### What is needed
Each entry must be given again exactly as it appears, with images excluded.

Interface dataset entries:
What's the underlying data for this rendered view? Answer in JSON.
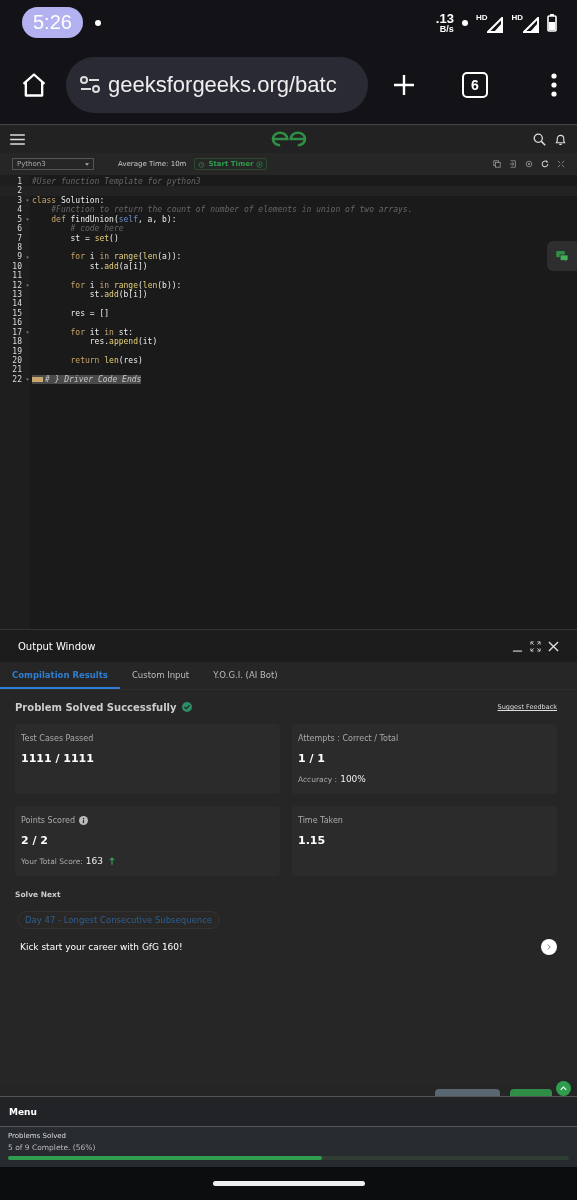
{
  "status_bar": {
    "time": "5:26",
    "net_speed": ".13",
    "net_unit": "B/s",
    "signal_labels": [
      "HD",
      "HD"
    ]
  },
  "browser": {
    "url": "geeksforgeeks.org/batc",
    "tab_count": "6"
  },
  "toolbar": {
    "language": "Python3",
    "average_time": "Average Time: 10m",
    "timer_button": "Start Timer"
  },
  "editor": {
    "lines": [
      {
        "number": "1",
        "fold": false,
        "tokens": [
          {
            "kind": "comment",
            "text": "#User function Template for python3"
          }
        ]
      },
      {
        "number": "2",
        "fold": false
      },
      {
        "number": "3",
        "fold": true,
        "tokens": [
          {
            "kind": "keyword",
            "text": "class"
          },
          {
            "kind": "plain",
            "text": " Solution:"
          }
        ]
      },
      {
        "number": "4",
        "fold": false,
        "tokens": [
          {
            "kind": "comment",
            "text": "    #Function to return the count of number of elements in union of two arrays."
          }
        ]
      },
      {
        "number": "5",
        "fold": true,
        "tokens": [
          {
            "kind": "keyword",
            "text": "    def"
          },
          {
            "kind": "plain",
            "text": " findUnion("
          },
          {
            "kind": "self",
            "text": "self"
          },
          {
            "kind": "plain",
            "text": ", a, b):"
          }
        ]
      },
      {
        "number": "6",
        "fold": false,
        "tokens": [
          {
            "kind": "comment",
            "text": "        # code here"
          }
        ]
      },
      {
        "number": "7",
        "fold": false,
        "tokens": [
          {
            "kind": "plain",
            "text": "        st = "
          },
          {
            "kind": "builtin",
            "text": "set"
          },
          {
            "kind": "plain",
            "text": "()"
          }
        ]
      },
      {
        "number": "8",
        "fold": false
      },
      {
        "number": "9",
        "fold": true,
        "tokens": [
          {
            "kind": "keyword",
            "text": "        for"
          },
          {
            "kind": "plain",
            "text": " i "
          },
          {
            "kind": "keyword",
            "text": "in"
          },
          {
            "kind": "builtin",
            "text": " range"
          },
          {
            "kind": "plain",
            "text": "("
          },
          {
            "kind": "builtin",
            "text": "len"
          },
          {
            "kind": "plain",
            "text": "(a)):"
          }
        ]
      },
      {
        "number": "10",
        "fold": false,
        "tokens": [
          {
            "kind": "plain",
            "text": "            st."
          },
          {
            "kind": "builtin",
            "text": "add"
          },
          {
            "kind": "plain",
            "text": "(a[i])"
          }
        ]
      },
      {
        "number": "11",
        "fold": false
      },
      {
        "number": "12",
        "fold": true,
        "tokens": [
          {
            "kind": "keyword",
            "text": "        for"
          },
          {
            "kind": "plain",
            "text": " i "
          },
          {
            "kind": "keyword",
            "text": "in"
          },
          {
            "kind": "builtin",
            "text": " range"
          },
          {
            "kind": "plain",
            "text": "("
          },
          {
            "kind": "builtin",
            "text": "len"
          },
          {
            "kind": "plain",
            "text": "(b)):"
          }
        ]
      },
      {
        "number": "13",
        "fold": false,
        "tokens": [
          {
            "kind": "plain",
            "text": "            st."
          },
          {
            "kind": "builtin",
            "text": "add"
          },
          {
            "kind": "plain",
            "text": "(b[i])"
          }
        ]
      },
      {
        "number": "14",
        "fold": false
      },
      {
        "number": "15",
        "fold": false,
        "tokens": [
          {
            "kind": "plain",
            "text": "        res = []"
          }
        ]
      },
      {
        "number": "16",
        "fold": false
      },
      {
        "number": "17",
        "fold": true,
        "tokens": [
          {
            "kind": "keyword",
            "text": "        for"
          },
          {
            "kind": "plain",
            "text": " it "
          },
          {
            "kind": "keyword",
            "text": "in"
          },
          {
            "kind": "plain",
            "text": " st:"
          }
        ]
      },
      {
        "number": "18",
        "fold": false,
        "tokens": [
          {
            "kind": "plain",
            "text": "            res."
          },
          {
            "kind": "builtin",
            "text": "append"
          },
          {
            "kind": "plain",
            "text": "(it)"
          }
        ]
      },
      {
        "number": "19",
        "fold": false
      },
      {
        "number": "20",
        "fold": false,
        "tokens": [
          {
            "kind": "keyword",
            "text": "        return"
          },
          {
            "kind": "builtin",
            "text": " len"
          },
          {
            "kind": "plain",
            "text": "(res)"
          }
        ]
      },
      {
        "number": "21",
        "fold": false
      },
      {
        "number": "22",
        "fold": true,
        "tokens": [
          {
            "kind": "folded",
            "text": "# } Driver Code Ends"
          }
        ]
      }
    ]
  },
  "output_window": {
    "title": "Output Window",
    "tabs": [
      {
        "label": "Compilation Results",
        "selected": true
      },
      {
        "label": "Custom Input",
        "selected": false
      },
      {
        "label": "Y.O.G.I. (AI Bot)",
        "selected": false
      }
    ],
    "result": "Problem Solved Successfully",
    "feedback_link": "Suggest Feedback",
    "cards": [
      {
        "label": "Test Cases Passed",
        "value": "1111 / 1111"
      },
      {
        "label": "Attempts : Correct / Total",
        "value": "1 / 1",
        "extra_label": "Accuracy :",
        "extra_value": "100%"
      },
      {
        "label": "Points Scored",
        "info": true,
        "value": "2 / 2",
        "extra_label": "Your Total Score:",
        "extra_value": "163",
        "trend_up": true
      },
      {
        "label": "Time Taken",
        "value": "1.15"
      }
    ],
    "solve_next_heading": "Solve Next",
    "next_problem": "Day 47 - Longest Consecutive Subsequence",
    "promo": "Kick start your career with GfG 160!"
  },
  "menu": {
    "title": "Menu",
    "progress_label": "Problems Solved",
    "progress_text": "5 of 9 Complete. (56%)",
    "level": 0.56
  }
}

### Response to the exercise
What's the underlying data for this rendered view? Answer in JSON.
{
  "status_bar": {
    "time": "5:26",
    "net_speed": ".13",
    "net_unit": "B/s",
    "signal_labels": [
      "HD",
      "HD"
    ]
  },
  "browser": {
    "url": "geeksforgeeks.org/batc",
    "tab_count": "6"
  },
  "toolbar": {
    "language": "Python3",
    "average_time": "Average Time: 10m",
    "timer_button": "Start Timer"
  },
  "editor": {
    "lines": [
      {
        "number": "1",
        "fold": false,
        "tokens": [
          {
            "kind": "comment",
            "text": "#User function Template for python3"
          }
        ]
      },
      {
        "number": "2",
        "fold": false
      },
      {
        "number": "3",
        "fold": true,
        "tokens": [
          {
            "kind": "keyword",
            "text": "class"
          },
          {
            "kind": "plain",
            "text": " Solution:"
          }
        ]
      },
      {
        "number": "4",
        "fold": false,
        "tokens": [
          {
            "kind": "comment",
            "text": "    #Function to return the count of number of elements in union of two arrays."
          }
        ]
      },
      {
        "number": "5",
        "fold": true,
        "tokens": [
          {
            "kind": "keyword",
            "text": "    def"
          },
          {
            "kind": "plain",
            "text": " findUnion("
          },
          {
            "kind": "self",
            "text": "self"
          },
          {
            "kind": "plain",
            "text": ", a, b):"
          }
        ]
      },
      {
        "number": "6",
        "fold": false,
        "tokens": [
          {
            "kind": "comment",
            "text": "        # code here"
          }
        ]
      },
      {
        "number": "7",
        "fold": false,
        "tokens": [
          {
            "kind": "plain",
            "text": "        st = "
          },
          {
            "kind": "builtin",
            "text": "set"
          },
          {
            "kind": "plain",
            "text": "()"
          }
        ]
      },
      {
        "number": "8",
        "fold": false
      },
      {
        "number": "9",
        "fold": true,
        "tokens": [
          {
            "kind": "keyword",
            "text": "        for"
          },
          {
            "kind": "plain",
            "text": " i "
          },
          {
            "kind": "keyword",
            "text": "in"
          },
          {
            "kind": "builtin",
            "text": " range"
          },
          {
            "kind": "plain",
            "text": "("
          },
          {
            "kind": "builtin",
            "text": "len"
          },
          {
            "kind": "plain",
            "text": "(a)):"
          }
        ]
      },
      {
        "number": "10",
        "fold": false,
        "tokens": [
          {
            "kind": "plain",
            "text": "            st."
          },
          {
            "kind": "builtin",
            "text": "add"
          },
          {
            "kind": "plain",
            "text": "(a[i])"
          }
        ]
      },
      {
        "number": "11",
        "fold": false
      },
      {
        "number": "12",
        "fold": true,
        "tokens": [
          {
            "kind": "keyword",
            "text": "        for"
          },
          {
            "kind": "plain",
            "text": " i "
          },
          {
            "kind": "keyword",
            "text": "in"
          },
          {
            "kind": "builtin",
            "text": " range"
          },
          {
            "kind": "plain",
            "text": "("
          },
          {
            "kind": "builtin",
            "text": "len"
          },
          {
            "kind": "plain",
            "text": "(b)):"
          }
        ]
      },
      {
        "number": "13",
        "fold": false,
        "tokens": [
          {
            "kind": "plain",
            "text": "            st."
          },
          {
            "kind": "builtin",
            "text": "add"
          },
          {
            "kind": "plain",
            "text": "(b[i])"
          }
        ]
      },
      {
        "number": "14",
        "fold": false
      },
      {
        "number": "15",
        "fold": false,
        "tokens": [
          {
            "kind": "plain",
            "text": "        res = []"
          }
        ]
      },
      {
        "number": "16",
        "fold": false
      },
      {
        "number": "17",
        "fold": true,
        "tokens": [
          {
            "kind": "keyword",
            "text": "        for"
          },
          {
            "kind": "plain",
            "text": " it "
          },
          {
            "kind": "keyword",
            "text": "in"
          },
          {
            "kind": "plain",
            "text": " st:"
          }
        ]
      },
      {
        "number": "18",
        "fold": false,
        "tokens": [
          {
            "kind": "plain",
            "text": "            res."
          },
          {
            "kind": "builtin",
            "text": "append"
          },
          {
            "kind": "plain",
            "text": "(it)"
          }
        ]
      },
      {
        "number": "19",
        "fold": false
      },
      {
        "number": "20",
        "fold": false,
        "tokens": [
          {
            "kind": "keyword",
            "text": "        return"
          },
          {
            "kind": "builtin",
            "text": " len"
          },
          {
            "kind": "plain",
            "text": "(res)"
          }
        ]
      },
      {
        "number": "21",
        "fold": false
      },
      {
        "number": "22",
        "fold": true,
        "tokens": [
          {
            "kind": "folded",
            "text": "# } Driver Code Ends"
          }
        ]
      }
    ]
  },
  "output_window": {
    "title": "Output Window",
    "tabs": [
      {
        "label": "Compilation Results",
        "selected": true
      },
      {
        "label": "Custom Input",
        "selected": false
      },
      {
        "label": "Y.O.G.I. (AI Bot)",
        "selected": false
      }
    ],
    "result": "Problem Solved Successfully",
    "feedback_link": "Suggest Feedback",
    "cards": [
      {
        "label": "Test Cases Passed",
        "value": "1111 / 1111"
      },
      {
        "label": "Attempts : Correct / Total",
        "value": "1 / 1",
        "extra_label": "Accuracy :",
        "extra_value": "100%"
      },
      {
        "label": "Points Scored",
        "info": true,
        "value": "2 / 2",
        "extra_label": "Your Total Score:",
        "extra_value": "163",
        "trend_up": true
      },
      {
        "label": "Time Taken",
        "value": "1.15"
      }
    ],
    "solve_next_heading": "Solve Next",
    "next_problem": "Day 47 - Longest Consecutive Subsequence",
    "promo": "Kick start your career with GfG 160!"
  },
  "menu": {
    "title": "Menu",
    "progress_label": "Problems Solved",
    "progress_text": "5 of 9 Complete. (56%)",
    "level": 0.56
  }
}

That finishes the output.